Leader of the Chinese Communist Party (1927-1976). He led the Communists on the Long March (1934-1935) and rebuilt the Communist Party and Red Army during the Japanese occupation of China (1937-1945). (789)
Mikhail Gorbachev
Head of the Soviet Union from 1985 to 1991. His liberalization effort improved relations with the West, but he lost power after his reforms led to the collapse of Communist governments in eastern Europe. (p. 863)
Miranda v. Arizona
1966 Supreme Court decision that sets guidelines for police questioning of accused persons to protect them against self-incrimination and to protect their right to counsel.
Montgomery Bus Boycott
In 1955, after Rosa Parks was arrested for refusing to give up her seat on a city bus, Dr. Martin L. King led a boycott of city busses. After 11 months the Supreme Court ruled that segregation of public transportation was illegal.
Operation Desert Storm
1991 air attack operation launched by George H.W. Bush after Iraq invaded Kuwait; Iraq's attempted retaliation caused defeated & Iraq was soon forced to sign a ceasefire agreement with the US

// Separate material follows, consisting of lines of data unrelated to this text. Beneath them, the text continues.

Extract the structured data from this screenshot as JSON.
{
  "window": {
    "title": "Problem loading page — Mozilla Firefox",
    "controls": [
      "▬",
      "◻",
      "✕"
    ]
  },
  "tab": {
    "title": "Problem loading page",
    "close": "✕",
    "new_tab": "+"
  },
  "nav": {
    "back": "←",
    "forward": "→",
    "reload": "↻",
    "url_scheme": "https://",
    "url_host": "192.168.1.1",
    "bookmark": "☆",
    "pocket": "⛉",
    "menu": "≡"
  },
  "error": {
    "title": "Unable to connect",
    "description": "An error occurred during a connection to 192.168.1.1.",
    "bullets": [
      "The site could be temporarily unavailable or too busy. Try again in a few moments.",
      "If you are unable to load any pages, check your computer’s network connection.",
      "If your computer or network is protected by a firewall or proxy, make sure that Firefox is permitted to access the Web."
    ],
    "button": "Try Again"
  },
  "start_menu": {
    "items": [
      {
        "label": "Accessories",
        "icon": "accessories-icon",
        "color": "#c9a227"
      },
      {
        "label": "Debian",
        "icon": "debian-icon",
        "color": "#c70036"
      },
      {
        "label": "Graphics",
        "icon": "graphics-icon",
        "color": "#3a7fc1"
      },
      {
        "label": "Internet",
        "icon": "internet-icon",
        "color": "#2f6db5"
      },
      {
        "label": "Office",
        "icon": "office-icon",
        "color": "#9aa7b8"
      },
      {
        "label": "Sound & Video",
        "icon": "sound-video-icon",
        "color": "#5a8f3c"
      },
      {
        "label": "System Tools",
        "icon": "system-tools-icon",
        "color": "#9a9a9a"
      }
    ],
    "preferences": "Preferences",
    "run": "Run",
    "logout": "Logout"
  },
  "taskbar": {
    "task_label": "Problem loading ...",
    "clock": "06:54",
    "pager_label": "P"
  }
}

Operation Iraqi Freedom
This was an international action against terrorism in March 2003, coordinated by President Bush. This three hundred thousand soldier strong group consisted mostly of U.S. and British troops. Capturing Sadam Hussein's "weapons of mass destruction" and the man himself were targets of this operation. Sadam remained elusive for months. Military supremacy was established in Iraq, though no weapons were found. The end to major battle operations came in May 2003 and Hussein was captured in December of that year. This war cost the U.S. much money and there was great loss of life
a government agency in the Department of Labor to maintain a safe and healthy work environment
Richard Nixon
President of the United States from 1969 to 1974 who followed a foreign policy marked by détente with the Soviet Union and by the opening of diplomatic relations with China. In the face of likely impeachment for the Watergate scandal, he resigned.
Rodney King
an African-American motorist driver who, in 1991 was stopped and then beaten by Los Angeles Police Department officers (Laurence Powell, Timothy Wind
Roe v. Wade
(1973) legalized abortion on the basis of a woman's right to privacy
Ronald Reagan
first elected president in 1980 and elected again in 1984. He ran on a campaign based on the common man and "populist" ideas. He served as governor of California from 1966-1974, and he participated in the McCarthy Communist scare. Iran released hostages on his Inauguration Day in 1980. While president, he developed Reagannomics, the trickle down effect of government incentives. He cut out many welfare and public works programs. He used the Strategic Defense Initiative to avoid conflict. His meetings with Gorbachev were the first steps to ending the Cold War. He was also responsible for the Iran-contra Affair which bought hostages with guns.
Sandra Day O'Connor
first woman supreme court justice. appointed by Reagan
Swann v Charlotte- Mechlenburg Board of Education
(1971) Approved busing and redrawing district lines as ways of integrating public schools
Three Mile Island Incident
An accident in Middletown, Pennsylvania where radioactive gases were released from a commercial nuclear power plant. This was in 1979 during Carter's presidency.
Twenty-fourth Amendment
the constitutional amendment passed in 1964 that declared poll taxes void in federal elections.
a prolonged war (1954-1975) between the communist armies of North Vietnam who were supported by the Chinese and the non-communist armies of South Vietnam who were supported by the United States
1972; Nixon feared loss so he approved the Commission to Re-Elect the President to spy on and espionage the Democrats. A security gaurd foiled an attempt to bug the Democratic National Committe Headquarters, exposing the scandal. Seemingly contained, after the election Nixon was impeached and stepped down
(1) scandal that allegedly involved Clinton when he was governor of Arkansas in the 1980s, when he invested in land in __, AR; he was accused of using his govt connections to get a loan for the land (which he ultimately earned no money on); (2) an investigation continued through most of his presidency, and after 1995 hearings Clinton was not indicted, though some of his associates were charged and convicted of fraud